## Work to be completed
Please count the lines below that contain the word "Clément", and reply with that number alone.

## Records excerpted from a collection
-- -- --
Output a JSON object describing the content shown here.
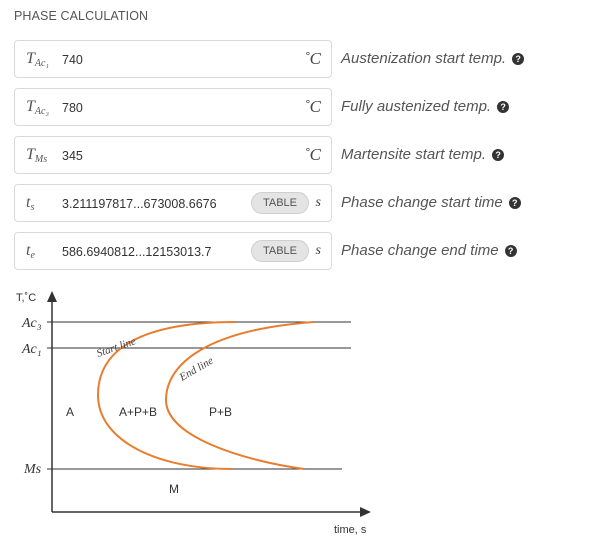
{
  "section_title": "PHASE CALCULATION",
  "fields": [
    {
      "sym_main": "T",
      "sym_sub": "Ac₁",
      "value": "740",
      "unit": "˚C",
      "description": "Austenization start temp."
    },
    {
      "sym_main": "T",
      "sym_sub": "Ac₃",
      "value": "780",
      "unit": "˚C",
      "description": "Fully austenized temp."
    },
    {
      "sym_main": "T",
      "sym_sub": "Ms",
      "value": "345",
      "unit": "˚C",
      "description": "Martensite start temp."
    },
    {
      "sym_main": "t",
      "sym_sub": "s",
      "value": "3.211197817...673008.6676",
      "button": "TABLE",
      "unit": "s",
      "description": "Phase change start time"
    },
    {
      "sym_main": "t",
      "sym_sub": "e",
      "value": "586.6940812...12153013.7",
      "button": "TABLE",
      "unit": "s",
      "description": "Phase change end time"
    }
  ],
  "help_glyph": "?",
  "diagram": {
    "y_axis_label": "T,˚C",
    "x_axis_label": "time, s",
    "ac3_label": "Ac₃",
    "ac1_label": "Ac₁",
    "ms_label": "Ms",
    "start_line_label": "Start line",
    "end_line_label": "End line",
    "region_a": "A",
    "region_apb": "A+P+B",
    "region_pb": "P+B",
    "region_m": "M",
    "curve_color": "#e87d2f"
  }
}
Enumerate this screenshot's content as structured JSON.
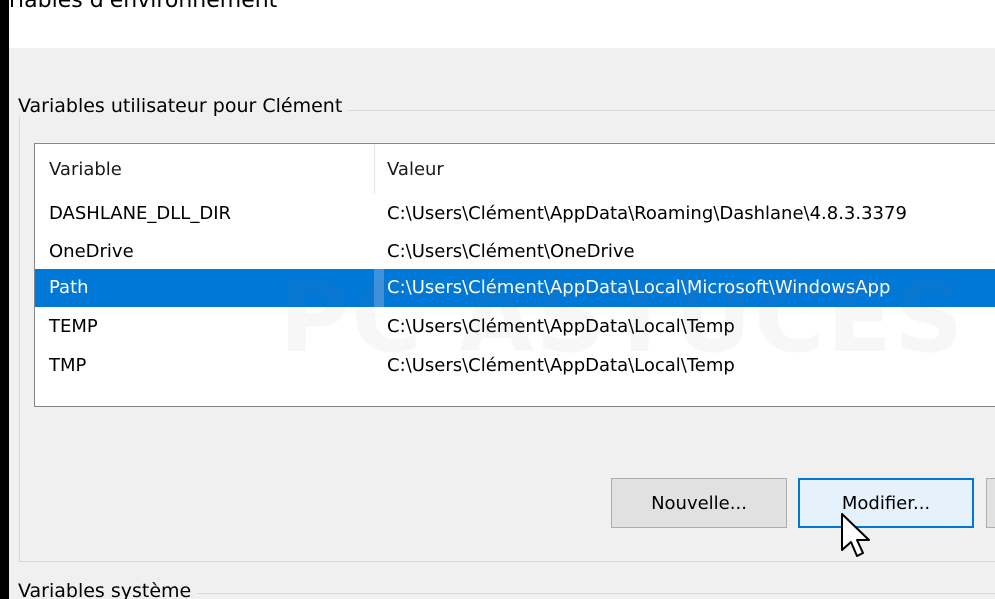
{
  "window": {
    "title": "riables d'environnement"
  },
  "user_group": {
    "label": "Variables utilisateur pour Clément",
    "columns": {
      "variable": "Variable",
      "valeur": "Valeur"
    },
    "rows": [
      {
        "name": "DASHLANE_DLL_DIR",
        "value": "C:\\Users\\Clément\\AppData\\Roaming\\Dashlane\\4.8.3.3379"
      },
      {
        "name": "OneDrive",
        "value": "C:\\Users\\Clément\\OneDrive"
      },
      {
        "name": "Path",
        "value": "C:\\Users\\Clément\\AppData\\Local\\Microsoft\\WindowsApp"
      },
      {
        "name": "TEMP",
        "value": "C:\\Users\\Clément\\AppData\\Local\\Temp"
      },
      {
        "name": "TMP",
        "value": "C:\\Users\\Clément\\AppData\\Local\\Temp"
      }
    ],
    "selected_row": "Path"
  },
  "buttons": {
    "new_label": "Nouvelle...",
    "edit_label": "Modifier..."
  },
  "system_group": {
    "label": "Variables système"
  },
  "watermark": {
    "text": "PC ASTUCES"
  },
  "colors": {
    "selection": "#0078d7",
    "panel": "#f0f0f0"
  },
  "icons": {
    "cursor": "arrow-cursor-icon"
  }
}
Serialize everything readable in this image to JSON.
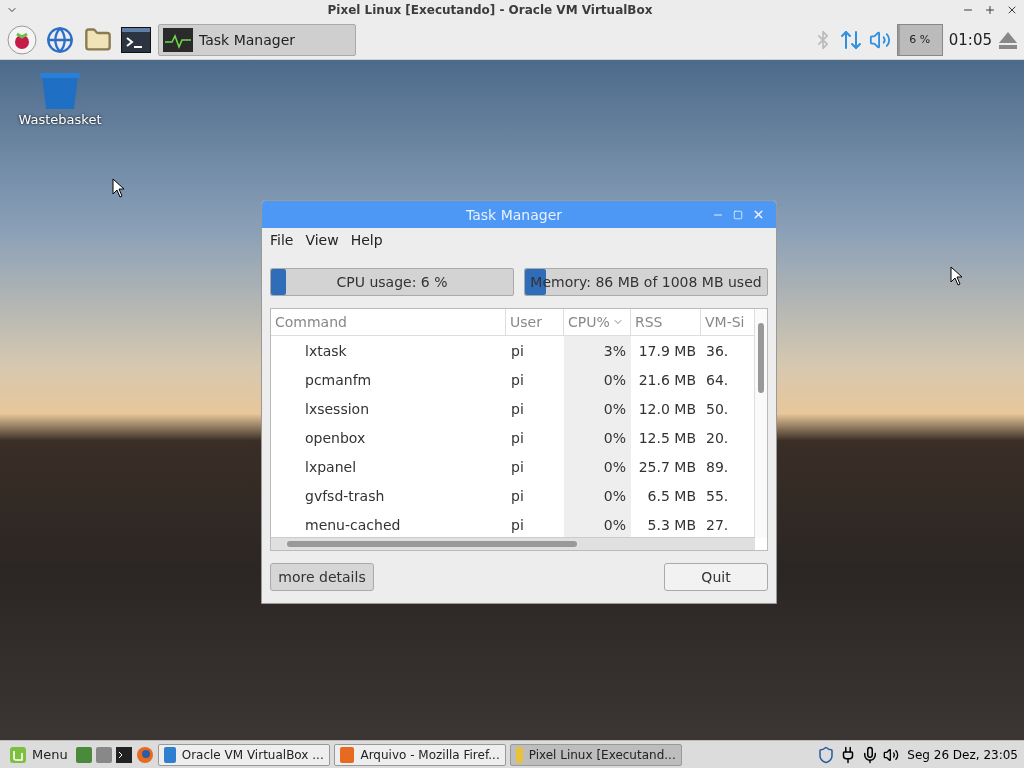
{
  "host_window": {
    "title": "Pixel Linux [Executando] - Oracle VM VirtualBox"
  },
  "guest_panel": {
    "task_button": {
      "label": "Task Manager",
      "selected": true
    },
    "cpu_meter": {
      "label": "6 %",
      "level": 0.06
    },
    "clock": "01:05"
  },
  "desktop_icons": [
    {
      "label": "Wastebasket"
    }
  ],
  "task_manager": {
    "title": "Task Manager",
    "menu": [
      "File",
      "View",
      "Help"
    ],
    "cpu": {
      "label": "CPU usage: 6 %",
      "level": 0.06
    },
    "memory": {
      "label": "Memory: 86 MB of 1008 MB used",
      "level": 0.085
    },
    "columns": [
      {
        "label": "Command",
        "sorted": false
      },
      {
        "label": "User",
        "sorted": false
      },
      {
        "label": "CPU%",
        "sorted": true
      },
      {
        "label": "RSS",
        "sorted": false
      },
      {
        "label": "VM-Si",
        "sorted": false
      }
    ],
    "rows": [
      [
        "lxtask",
        "pi",
        "3%",
        "17.9 MB",
        "36."
      ],
      [
        "pcmanfm",
        "pi",
        "0%",
        "21.6 MB",
        "64."
      ],
      [
        "lxsession",
        "pi",
        "0%",
        "12.0 MB",
        "50."
      ],
      [
        "openbox",
        "pi",
        "0%",
        "12.5 MB",
        "20."
      ],
      [
        "lxpanel",
        "pi",
        "0%",
        "25.7 MB",
        "89."
      ],
      [
        "gvfsd-trash",
        "pi",
        "0%",
        "6.5 MB",
        "55."
      ],
      [
        "menu-cached",
        "pi",
        "0%",
        "5.3 MB",
        "27."
      ]
    ],
    "buttons": [
      "more details",
      "Quit"
    ]
  },
  "host_taskbar": {
    "menu_label": "Menu",
    "tasks": [
      {
        "label": "Oracle VM VirtualBox ...",
        "selected": false
      },
      {
        "label": "Arquivo - Mozilla Firef...",
        "selected": false
      },
      {
        "label": "Pixel Linux [Executand...",
        "selected": true
      }
    ],
    "clock": "Seg 26 Dez, 23:05"
  }
}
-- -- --
## Answer to the exercise
6